▸ **Exercise directions**
When a line below holds the string "title", show that line.

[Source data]
::::
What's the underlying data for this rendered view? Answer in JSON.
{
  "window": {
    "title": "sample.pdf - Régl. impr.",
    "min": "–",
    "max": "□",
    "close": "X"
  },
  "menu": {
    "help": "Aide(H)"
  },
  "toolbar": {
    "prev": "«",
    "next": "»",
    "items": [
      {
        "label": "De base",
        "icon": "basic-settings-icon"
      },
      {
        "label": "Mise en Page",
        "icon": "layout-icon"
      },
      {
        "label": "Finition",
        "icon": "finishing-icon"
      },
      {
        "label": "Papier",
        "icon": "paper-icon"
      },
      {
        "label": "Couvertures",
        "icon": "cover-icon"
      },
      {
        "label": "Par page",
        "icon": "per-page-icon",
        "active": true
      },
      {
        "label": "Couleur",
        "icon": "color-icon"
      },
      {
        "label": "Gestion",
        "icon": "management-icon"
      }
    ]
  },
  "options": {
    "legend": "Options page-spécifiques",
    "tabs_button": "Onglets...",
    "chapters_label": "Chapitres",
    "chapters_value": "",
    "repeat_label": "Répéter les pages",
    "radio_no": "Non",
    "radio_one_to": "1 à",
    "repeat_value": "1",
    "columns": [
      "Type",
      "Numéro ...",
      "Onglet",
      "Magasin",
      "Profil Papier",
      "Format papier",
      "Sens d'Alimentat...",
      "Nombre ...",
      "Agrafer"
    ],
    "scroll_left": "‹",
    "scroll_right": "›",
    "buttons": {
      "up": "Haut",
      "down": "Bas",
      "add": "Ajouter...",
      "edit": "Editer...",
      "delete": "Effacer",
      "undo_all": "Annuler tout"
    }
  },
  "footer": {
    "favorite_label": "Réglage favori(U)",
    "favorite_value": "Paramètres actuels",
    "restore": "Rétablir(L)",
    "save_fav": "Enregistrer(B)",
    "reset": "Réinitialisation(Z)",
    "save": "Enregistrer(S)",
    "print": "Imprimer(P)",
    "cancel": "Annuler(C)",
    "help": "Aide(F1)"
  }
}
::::
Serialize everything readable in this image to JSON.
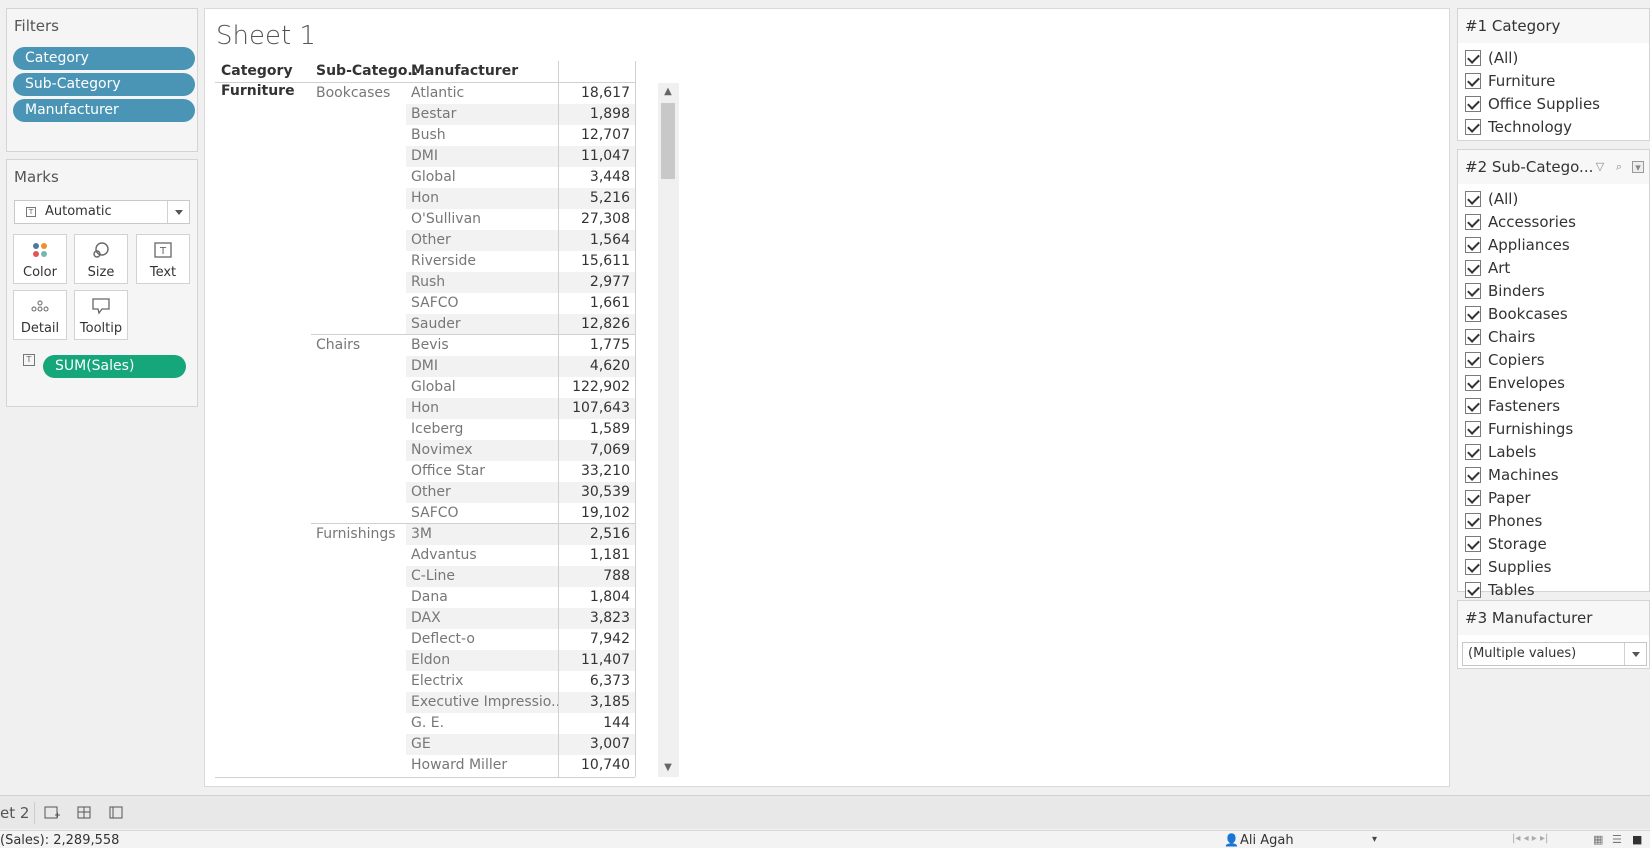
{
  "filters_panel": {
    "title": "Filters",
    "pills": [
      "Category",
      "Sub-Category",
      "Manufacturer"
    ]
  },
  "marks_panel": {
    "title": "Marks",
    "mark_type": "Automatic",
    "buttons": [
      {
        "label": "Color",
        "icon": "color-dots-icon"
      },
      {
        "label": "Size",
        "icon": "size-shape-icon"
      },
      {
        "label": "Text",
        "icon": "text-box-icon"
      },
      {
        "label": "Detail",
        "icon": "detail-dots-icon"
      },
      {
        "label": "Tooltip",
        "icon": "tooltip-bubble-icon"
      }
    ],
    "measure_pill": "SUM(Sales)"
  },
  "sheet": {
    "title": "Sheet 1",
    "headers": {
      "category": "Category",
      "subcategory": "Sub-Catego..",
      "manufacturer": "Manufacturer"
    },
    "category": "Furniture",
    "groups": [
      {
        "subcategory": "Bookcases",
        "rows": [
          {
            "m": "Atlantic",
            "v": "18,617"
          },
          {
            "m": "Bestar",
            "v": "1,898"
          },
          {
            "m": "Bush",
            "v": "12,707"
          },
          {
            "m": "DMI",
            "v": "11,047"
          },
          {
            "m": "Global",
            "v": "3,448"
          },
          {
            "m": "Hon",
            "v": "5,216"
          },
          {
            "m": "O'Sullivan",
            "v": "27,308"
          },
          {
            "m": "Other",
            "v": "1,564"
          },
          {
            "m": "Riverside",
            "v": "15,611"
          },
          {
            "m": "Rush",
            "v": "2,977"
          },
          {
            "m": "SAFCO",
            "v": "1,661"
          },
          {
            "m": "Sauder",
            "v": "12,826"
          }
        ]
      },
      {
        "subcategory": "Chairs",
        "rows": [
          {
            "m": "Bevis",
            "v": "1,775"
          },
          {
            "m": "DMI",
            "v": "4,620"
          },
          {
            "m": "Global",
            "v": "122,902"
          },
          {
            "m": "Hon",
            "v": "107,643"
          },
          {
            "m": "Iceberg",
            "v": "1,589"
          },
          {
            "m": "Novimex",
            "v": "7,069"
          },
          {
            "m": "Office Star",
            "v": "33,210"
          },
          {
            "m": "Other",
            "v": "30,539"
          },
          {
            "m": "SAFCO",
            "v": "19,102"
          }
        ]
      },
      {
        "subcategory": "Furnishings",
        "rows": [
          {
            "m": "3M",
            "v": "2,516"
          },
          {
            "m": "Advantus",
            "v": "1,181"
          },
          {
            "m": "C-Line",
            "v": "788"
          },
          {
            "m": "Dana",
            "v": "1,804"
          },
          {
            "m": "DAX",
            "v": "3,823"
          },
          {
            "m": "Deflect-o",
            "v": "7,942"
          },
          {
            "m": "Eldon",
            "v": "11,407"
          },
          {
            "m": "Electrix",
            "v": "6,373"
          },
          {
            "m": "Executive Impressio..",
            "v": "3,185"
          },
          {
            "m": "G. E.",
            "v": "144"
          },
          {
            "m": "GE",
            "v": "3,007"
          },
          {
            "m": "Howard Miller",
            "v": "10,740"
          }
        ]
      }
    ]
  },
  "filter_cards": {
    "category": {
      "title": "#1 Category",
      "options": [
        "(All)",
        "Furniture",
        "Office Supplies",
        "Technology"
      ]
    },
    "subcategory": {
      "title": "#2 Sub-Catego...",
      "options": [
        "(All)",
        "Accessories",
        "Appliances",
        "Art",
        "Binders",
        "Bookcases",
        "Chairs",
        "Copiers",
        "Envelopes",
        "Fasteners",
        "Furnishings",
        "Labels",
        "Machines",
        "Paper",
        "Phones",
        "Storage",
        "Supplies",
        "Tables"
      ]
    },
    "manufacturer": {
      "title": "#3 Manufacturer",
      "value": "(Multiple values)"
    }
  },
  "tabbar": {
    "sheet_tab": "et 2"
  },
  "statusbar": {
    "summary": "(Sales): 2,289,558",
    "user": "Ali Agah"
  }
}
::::
▸ **Response to the exercise**
    "title": "sample.pdf - Régl. impr.",
    "title": "Filters",
    "title": "Marks",
    "title": "Sheet 1",
      "title": "#1 Category",
      "title": "#2 Sub-Catego...",
      "title": "#3 Manufacturer",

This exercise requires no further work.